TASK TO COMPLETE
Lines with the word "address" are the ones wanted. Copy each of them from the entries below.

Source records
* * * * * * *

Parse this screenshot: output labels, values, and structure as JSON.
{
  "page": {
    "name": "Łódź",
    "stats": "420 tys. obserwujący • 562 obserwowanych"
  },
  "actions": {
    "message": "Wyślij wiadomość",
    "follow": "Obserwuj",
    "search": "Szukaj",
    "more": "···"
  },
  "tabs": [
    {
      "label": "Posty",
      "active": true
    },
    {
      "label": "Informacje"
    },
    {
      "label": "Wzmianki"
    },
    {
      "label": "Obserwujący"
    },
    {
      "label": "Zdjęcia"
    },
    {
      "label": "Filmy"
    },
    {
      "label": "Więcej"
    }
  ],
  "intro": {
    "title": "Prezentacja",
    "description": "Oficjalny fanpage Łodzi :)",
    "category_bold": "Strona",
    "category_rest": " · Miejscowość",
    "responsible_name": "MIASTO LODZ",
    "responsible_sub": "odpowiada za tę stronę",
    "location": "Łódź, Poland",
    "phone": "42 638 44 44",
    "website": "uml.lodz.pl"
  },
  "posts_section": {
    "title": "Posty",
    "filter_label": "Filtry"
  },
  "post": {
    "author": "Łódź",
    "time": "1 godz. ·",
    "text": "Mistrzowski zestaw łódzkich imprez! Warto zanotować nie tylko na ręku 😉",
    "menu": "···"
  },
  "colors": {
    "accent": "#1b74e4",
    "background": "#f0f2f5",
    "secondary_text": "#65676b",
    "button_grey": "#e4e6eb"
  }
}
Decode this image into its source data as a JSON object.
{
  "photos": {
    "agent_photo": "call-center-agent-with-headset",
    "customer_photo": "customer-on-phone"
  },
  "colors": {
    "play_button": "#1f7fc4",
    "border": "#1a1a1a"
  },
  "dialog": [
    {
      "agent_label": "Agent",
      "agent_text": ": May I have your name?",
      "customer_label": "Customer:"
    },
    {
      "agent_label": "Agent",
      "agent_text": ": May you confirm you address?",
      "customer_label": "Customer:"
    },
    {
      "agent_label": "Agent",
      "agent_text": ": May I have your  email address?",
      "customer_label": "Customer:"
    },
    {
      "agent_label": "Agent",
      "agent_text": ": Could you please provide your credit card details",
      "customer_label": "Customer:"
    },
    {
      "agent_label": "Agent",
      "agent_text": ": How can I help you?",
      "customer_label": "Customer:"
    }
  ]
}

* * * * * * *

RESPONSE TO THIS EXERCISE
      "agent_text": ": May you confirm you address?",
      "agent_text": ": May I have your  email address?",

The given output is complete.